Cathcart's capabilities were recognized immediately by his captor who gave him an opportunity to sail the slim swift vessel Yusuf Rais had designed.
For eleven years, Cathcart was held prisoner in the walled city of Algiers. Here he found favor with the High Dey who appointed him overseer of the Americans. According to their plan, they made themselves indispensable around the palace and grounds as masons, carpenters, painters, and gardeners. Cathcart learned to speak Arabic and Turkish. He was put in charge of feeding the Dey's pet lions, whose choicest meats he smuggled to his fellow captives. The British Consul of Algiers offered to arrange for their freedom in exchange for lifetime service to Great Britain, but they vetoed this opportunity as traitorous.
Captain O'Brien, a later captive, who became the Dey's secretary, smuggled Cathcart's letters to American authorities, whose attempts to raise ransom were futile. It was finally through Cathcart's carefully arranged political moves and hoarded funds that he and the remaining twelve of his crew (ten had died) were eventually freed. On May 22, 1796, Cathcart sailed for America on his own ship, the Independent. When he reached Philadelphia, he joined others in persuading Congress to create a Navy and he influenced the design of the famous frigates which were then built: the United States, the Constitution, and the Constellation.

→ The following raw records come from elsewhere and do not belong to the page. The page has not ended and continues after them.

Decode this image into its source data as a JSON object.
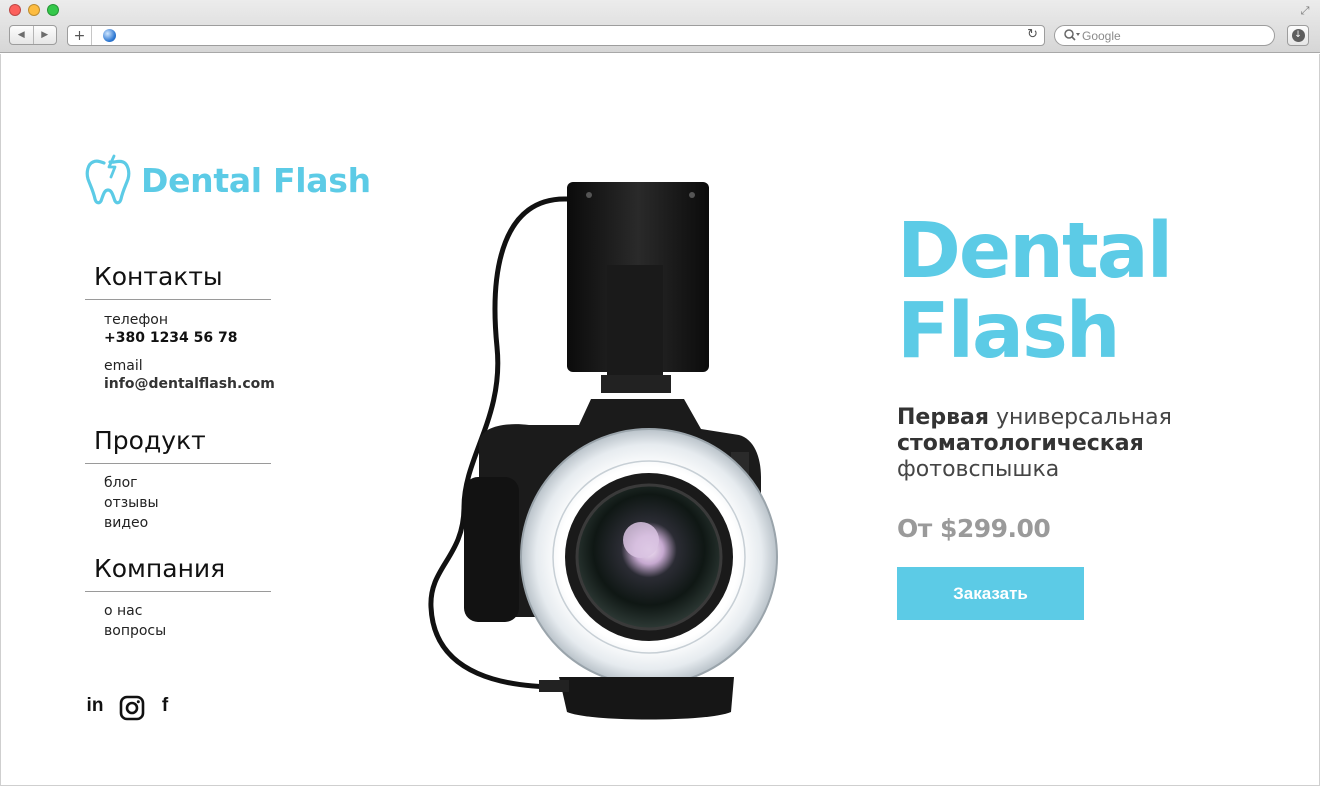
{
  "browser": {
    "search_placeholder": "Google",
    "icons": [
      "back-icon",
      "forward-icon",
      "new-tab-icon",
      "globe-icon",
      "reload-icon",
      "search-icon",
      "download-icon",
      "fullscreen-icon"
    ]
  },
  "brand": {
    "logo_text": "Dental Flash",
    "accent_color": "#5ccbe6"
  },
  "sidebar": {
    "contacts": {
      "title": "Контакты",
      "phone_label": "телефон",
      "phone_value": "+380 1234 56 78",
      "email_label": "email",
      "email_value": "info@dentalflash.com"
    },
    "product": {
      "title": "Продукт",
      "links": [
        "блог",
        "отзывы",
        "видео"
      ]
    },
    "company": {
      "title": "Компания",
      "links": [
        "о нас",
        "вопросы"
      ]
    },
    "social": {
      "linkedin": "in",
      "facebook": "f"
    }
  },
  "hero": {
    "title_line1": "Dental",
    "title_line2": "Flash",
    "subtitle_bold1": "Первая",
    "subtitle_rest1": " универсальная",
    "subtitle_bold2": "стоматологическая",
    "subtitle_line3": "фотовспышка",
    "price": "От $299.00",
    "cta_label": "Заказать"
  }
}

In June 1798 Cathcart married a Philadelphia belle, and by December was enroute to the Barbary States where he held the highest positions in our consular service. Backed by our new naval power, he was able to negotiate important treaties at Algiers, Tunis, and Tripoli.
In 1800, the Cathcarts came to Georgetown when the capital was moved to the new Federal City. They moved to Madeira in 1807 where he had been assigned as Consul General; later to Cadiz, his youthful destination before capture by the pirates.
The Cathcarts returned to Washington in 1817, where he continued to hold important offices until his death in 1843.
His descendants treasure a note from Thomas Jefferson to the Senate, which reads in part, "...Cathcart, who was appointed by Mr. Adams and confirmed by the Senate as consul to Tripoli. He is personally known to me; he is the honestest [sic.] and ablest consul we have with the Barbary powers; a man of sound judgment and fearless..."
The Virginia farm was bought by the son (named for his friend) Thomas Jefferson Cathcart, as a summer residence. His son, Arthur, courted the lass on the adjoining farm, and their marriage brought the Virgil Corbett and A-3 A-3 Cathcart estates into one family. They resided on the farm, in a series of homes including the Paden residence built in 1922.
REFERENCES FOR FURTHER READING
A History of Arlington County, Virginia by Dorothy Ellis Lee (1946)
Arlington Heritage: Vignettes of a Virginia County by Eleanor Lee Templeman (1959)
Historic Arlington 1608-1932 by Ludwell Lee Montague (1968)
Arlington County, Virginia: A History by C.B. Rose, Jr. (1976)
"Arlington Historical Magazine" Published annually by the Arlington Historical Society
All of the above, as well as other material about the Commonwealth of Virginia, may be found at the Arlington County Central Library at 1015 North Quincy Street. The Arlington Historical Society maintains a museum at 1805 South Arlington Ridge Road; call 892-4204 for information.